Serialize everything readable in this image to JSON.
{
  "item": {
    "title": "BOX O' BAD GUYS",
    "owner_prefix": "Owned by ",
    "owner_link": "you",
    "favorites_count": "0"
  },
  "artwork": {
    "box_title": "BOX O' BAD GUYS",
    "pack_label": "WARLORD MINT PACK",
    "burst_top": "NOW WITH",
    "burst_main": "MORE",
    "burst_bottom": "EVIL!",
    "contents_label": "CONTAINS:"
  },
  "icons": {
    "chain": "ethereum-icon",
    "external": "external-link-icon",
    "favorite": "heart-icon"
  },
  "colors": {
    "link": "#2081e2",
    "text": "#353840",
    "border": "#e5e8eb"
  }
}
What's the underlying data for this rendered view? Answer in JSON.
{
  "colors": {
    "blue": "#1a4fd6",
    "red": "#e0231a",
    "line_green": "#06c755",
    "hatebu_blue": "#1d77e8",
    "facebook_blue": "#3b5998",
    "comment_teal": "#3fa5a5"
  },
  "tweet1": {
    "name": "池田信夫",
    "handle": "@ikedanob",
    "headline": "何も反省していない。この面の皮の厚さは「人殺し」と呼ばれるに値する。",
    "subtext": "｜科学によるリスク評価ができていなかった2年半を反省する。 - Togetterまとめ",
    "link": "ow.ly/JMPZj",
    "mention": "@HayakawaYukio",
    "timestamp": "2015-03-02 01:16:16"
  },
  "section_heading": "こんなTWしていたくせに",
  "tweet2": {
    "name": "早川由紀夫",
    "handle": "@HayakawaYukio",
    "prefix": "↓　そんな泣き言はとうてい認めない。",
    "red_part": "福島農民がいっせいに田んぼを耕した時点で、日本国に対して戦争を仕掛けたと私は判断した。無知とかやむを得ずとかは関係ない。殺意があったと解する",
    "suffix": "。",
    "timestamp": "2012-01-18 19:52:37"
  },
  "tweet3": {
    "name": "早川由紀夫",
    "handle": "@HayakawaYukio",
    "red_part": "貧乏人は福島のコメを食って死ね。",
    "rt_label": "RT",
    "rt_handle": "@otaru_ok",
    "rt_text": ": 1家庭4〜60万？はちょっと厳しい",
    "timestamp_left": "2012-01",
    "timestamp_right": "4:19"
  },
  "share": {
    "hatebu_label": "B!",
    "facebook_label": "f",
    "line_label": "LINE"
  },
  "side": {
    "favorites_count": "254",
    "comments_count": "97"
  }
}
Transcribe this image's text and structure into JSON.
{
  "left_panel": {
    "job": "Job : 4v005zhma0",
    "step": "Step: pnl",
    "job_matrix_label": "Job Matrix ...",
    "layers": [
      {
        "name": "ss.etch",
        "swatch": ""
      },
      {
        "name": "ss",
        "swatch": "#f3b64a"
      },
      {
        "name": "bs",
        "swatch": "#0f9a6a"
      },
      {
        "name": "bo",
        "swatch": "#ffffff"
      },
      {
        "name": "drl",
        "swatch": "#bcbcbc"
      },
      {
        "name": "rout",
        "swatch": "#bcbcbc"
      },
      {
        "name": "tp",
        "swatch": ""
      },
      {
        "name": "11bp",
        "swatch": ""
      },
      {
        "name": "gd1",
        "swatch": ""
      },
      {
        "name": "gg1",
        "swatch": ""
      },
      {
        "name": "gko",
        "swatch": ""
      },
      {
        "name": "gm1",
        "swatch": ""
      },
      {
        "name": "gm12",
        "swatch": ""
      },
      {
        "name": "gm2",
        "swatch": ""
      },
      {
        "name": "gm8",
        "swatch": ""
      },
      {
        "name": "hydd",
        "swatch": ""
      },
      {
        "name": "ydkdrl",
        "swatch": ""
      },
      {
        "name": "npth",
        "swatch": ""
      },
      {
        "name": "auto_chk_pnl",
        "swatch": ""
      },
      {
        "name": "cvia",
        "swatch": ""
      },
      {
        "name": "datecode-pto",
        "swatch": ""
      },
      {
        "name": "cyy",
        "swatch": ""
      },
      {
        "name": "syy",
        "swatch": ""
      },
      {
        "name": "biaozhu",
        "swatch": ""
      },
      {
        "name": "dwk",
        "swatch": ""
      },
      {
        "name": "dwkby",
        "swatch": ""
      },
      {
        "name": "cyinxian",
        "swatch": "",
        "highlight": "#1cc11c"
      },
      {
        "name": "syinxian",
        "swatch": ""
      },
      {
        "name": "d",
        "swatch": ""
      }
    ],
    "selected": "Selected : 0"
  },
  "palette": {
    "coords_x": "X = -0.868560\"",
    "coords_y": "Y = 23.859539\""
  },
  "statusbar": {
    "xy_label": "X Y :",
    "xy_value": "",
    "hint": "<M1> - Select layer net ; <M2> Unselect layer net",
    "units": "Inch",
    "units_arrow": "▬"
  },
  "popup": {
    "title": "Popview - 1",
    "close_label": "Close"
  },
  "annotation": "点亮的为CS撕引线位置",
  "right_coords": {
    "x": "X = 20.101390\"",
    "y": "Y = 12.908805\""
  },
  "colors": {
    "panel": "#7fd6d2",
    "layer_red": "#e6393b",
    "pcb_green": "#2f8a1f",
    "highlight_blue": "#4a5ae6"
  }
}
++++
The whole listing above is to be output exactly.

*Result for this exercise:*
Serialize everything readable in this image to JSON.
{
  "item": {
    "title": "BOX O' BAD GUYS",
    "owner_prefix": "Owned by ",
    "owner_link": "you",
    "favorites_count": "0"
  },
  "artwork": {
    "box_title": "BOX O' BAD GUYS",
    "pack_label": "WARLORD MINT PACK",
    "burst_top": "NOW WITH",
    "burst_main": "MORE",
    "burst_bottom": "EVIL!",
    "contents_label": "CONTAINS:"
  },
  "icons": {
    "chain": "ethereum-icon",
    "external": "external-link-icon",
    "favorite": "heart-icon"
  },
  "colors": {
    "link": "#2081e2",
    "text": "#353840",
    "border": "#e5e8eb"
  }
}
What's the underlying data for this rendered view? Answer in JSON.
{
  "colors": {
    "blue": "#1a4fd6",
    "red": "#e0231a",
    "line_green": "#06c755",
    "hatebu_blue": "#1d77e8",
    "facebook_blue": "#3b5998",
    "comment_teal": "#3fa5a5"
  },
  "tweet1": {
    "name": "池田信夫",
    "handle": "@ikedanob",
    "headline": "何も反省していない。この面の皮の厚さは「人殺し」と呼ばれるに値する。",
    "subtext": "｜科学によるリスク評価ができていなかった2年半を反省する。 - Togetterまとめ",
    "link": "ow.ly/JMPZj",
    "mention": "@HayakawaYukio",
    "timestamp": "2015-03-02 01:16:16"
  },
  "section_heading": "こんなTWしていたくせに",
  "tweet2": {
    "name": "早川由紀夫",
    "handle": "@HayakawaYukio",
    "prefix": "↓　そんな泣き言はとうてい認めない。",
    "red_part": "福島農民がいっせいに田んぼを耕した時点で、日本国に対して戦争を仕掛けたと私は判断した。無知とかやむを得ずとかは関係ない。殺意があったと解する",
    "suffix": "。",
    "timestamp": "2012-01-18 19:52:37"
  },
  "tweet3": {
    "name": "早川由紀夫",
    "handle": "@HayakawaYukio",
    "red_part": "貧乏人は福島のコメを食って死ね。",
    "rt_label": "RT",
    "rt_handle": "@otaru_ok",
    "rt_text": ": 1家庭4〜60万？はちょっと厳しい",
    "timestamp_left": "2012-01",
    "timestamp_right": "4:19"
  },
  "share": {
    "hatebu_label": "B!",
    "facebook_label": "f",
    "line_label": "LINE"
  },
  "side": {
    "favorites_count": "254",
    "comments_count": "97"
  }
}
Transcribe this image's text and structure into JSON.
{
  "left_panel": {
    "job": "Job : 4v005zhma0",
    "step": "Step: pnl",
    "job_matrix_label": "Job Matrix ...",
    "layers": [
      {
        "name": "ss.etch",
        "swatch": ""
      },
      {
        "name": "ss",
        "swatch": "#f3b64a"
      },
      {
        "name": "bs",
        "swatch": "#0f9a6a"
      },
      {
        "name": "bo",
        "swatch": "#ffffff"
      },
      {
        "name": "drl",
        "swatch": "#bcbcbc"
      },
      {
        "name": "rout",
        "swatch": "#bcbcbc"
      },
      {
        "name": "tp",
        "swatch": ""
      },
      {
        "name": "11bp",
        "swatch": ""
      },
      {
        "name": "gd1",
        "swatch": ""
      },
      {
        "name": "gg1",
        "swatch": ""
      },
      {
        "name": "gko",
        "swatch": ""
      },
      {
        "name": "gm1",
        "swatch": ""
      },
      {
        "name": "gm12",
        "swatch": ""
      },
      {
        "name": "gm2",
        "swatch": ""
      },
      {
        "name": "gm8",
        "swatch": ""
      },
      {
        "name": "hydd",
        "swatch": ""
      },
      {
        "name": "ydkdrl",
        "swatch": ""
      },
      {
        "name": "npth",
        "swatch": ""
      },
      {
        "name": "auto_chk_pnl",
        "swatch": ""
      },
      {
        "name": "cvia",
        "swatch": ""
      },
      {
        "name": "datecode-pto",
        "swatch": ""
      },
      {
        "name": "cyy",
        "swatch": ""
      },
      {
        "name": "syy",
        "swatch": ""
      },
      {
        "name": "biaozhu",
        "swatch": ""
      },
      {
        "name": "dwk",
        "swatch": ""
      },
      {
        "name": "dwkby",
        "swatch": ""
      },
      {
        "name": "cyinxian",
        "swatch": "",
        "highlight": "#1cc11c"
      },
      {
        "name": "syinxian",
        "swatch": ""
      },
      {
        "name": "d",
        "swatch": ""
      }
    ],
    "selected": "Selected : 0"
  },
  "palette": {
    "coords_x": "X = -0.868560\"",
    "coords_y": "Y = 23.859539\""
  },
  "statusbar": {
    "xy_label": "X Y :",
    "xy_value": "",
    "hint": "<M1> - Select layer net ; <M2> Unselect layer net",
    "units": "Inch",
    "units_arrow": "▬"
  },
  "popup": {
    "title": "Popview - 1",
    "close_label": "Close"
  },
  "annotation": "点亮的为CS撕引线位置",
  "right_coords": {
    "x": "X = 20.101390\"",
    "y": "Y = 12.908805\""
  },
  "colors": {
    "panel": "#7fd6d2",
    "layer_red": "#e6393b",
    "pcb_green": "#2f8a1f",
    "highlight_blue": "#4a5ae6"
  }
}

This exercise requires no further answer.